(Items from a data source)
◆ ◆ ◆ ◆ ◆

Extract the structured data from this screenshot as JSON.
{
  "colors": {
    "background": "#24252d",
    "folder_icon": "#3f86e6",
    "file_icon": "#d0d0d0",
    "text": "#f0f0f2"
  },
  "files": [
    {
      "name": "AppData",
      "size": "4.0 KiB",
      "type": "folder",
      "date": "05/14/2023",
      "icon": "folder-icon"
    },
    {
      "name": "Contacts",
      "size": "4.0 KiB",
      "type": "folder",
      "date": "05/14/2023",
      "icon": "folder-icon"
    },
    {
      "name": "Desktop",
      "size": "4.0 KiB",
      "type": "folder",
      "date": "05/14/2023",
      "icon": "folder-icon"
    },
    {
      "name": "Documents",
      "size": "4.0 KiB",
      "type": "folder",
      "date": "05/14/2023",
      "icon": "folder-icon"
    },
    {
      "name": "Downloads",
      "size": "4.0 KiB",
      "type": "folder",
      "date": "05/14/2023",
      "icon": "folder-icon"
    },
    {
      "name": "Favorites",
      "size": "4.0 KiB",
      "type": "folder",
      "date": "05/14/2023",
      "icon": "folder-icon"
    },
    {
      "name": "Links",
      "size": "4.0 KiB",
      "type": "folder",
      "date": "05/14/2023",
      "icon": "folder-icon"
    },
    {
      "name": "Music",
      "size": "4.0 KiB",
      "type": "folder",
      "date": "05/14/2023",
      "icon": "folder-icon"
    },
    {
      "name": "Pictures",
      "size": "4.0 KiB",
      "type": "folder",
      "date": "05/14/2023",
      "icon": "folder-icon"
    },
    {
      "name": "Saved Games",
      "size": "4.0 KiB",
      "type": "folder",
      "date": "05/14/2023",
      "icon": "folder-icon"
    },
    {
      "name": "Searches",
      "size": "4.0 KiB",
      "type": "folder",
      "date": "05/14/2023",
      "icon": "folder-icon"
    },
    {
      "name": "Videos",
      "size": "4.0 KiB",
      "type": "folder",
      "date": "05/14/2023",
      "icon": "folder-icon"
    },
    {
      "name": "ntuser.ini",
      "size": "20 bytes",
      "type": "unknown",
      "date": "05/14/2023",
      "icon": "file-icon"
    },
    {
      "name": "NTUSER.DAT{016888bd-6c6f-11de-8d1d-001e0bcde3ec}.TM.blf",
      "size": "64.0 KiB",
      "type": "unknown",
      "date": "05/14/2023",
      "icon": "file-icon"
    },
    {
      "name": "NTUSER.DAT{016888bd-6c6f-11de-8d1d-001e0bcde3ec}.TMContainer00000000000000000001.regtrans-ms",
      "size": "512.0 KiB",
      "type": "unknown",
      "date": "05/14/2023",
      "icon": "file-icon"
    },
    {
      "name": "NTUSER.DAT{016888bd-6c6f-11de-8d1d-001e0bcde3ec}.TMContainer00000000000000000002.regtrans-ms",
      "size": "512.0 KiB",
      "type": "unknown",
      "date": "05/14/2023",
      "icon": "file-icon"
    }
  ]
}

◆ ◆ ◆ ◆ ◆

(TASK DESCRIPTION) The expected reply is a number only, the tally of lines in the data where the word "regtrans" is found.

(EXERCISE RESULT) 2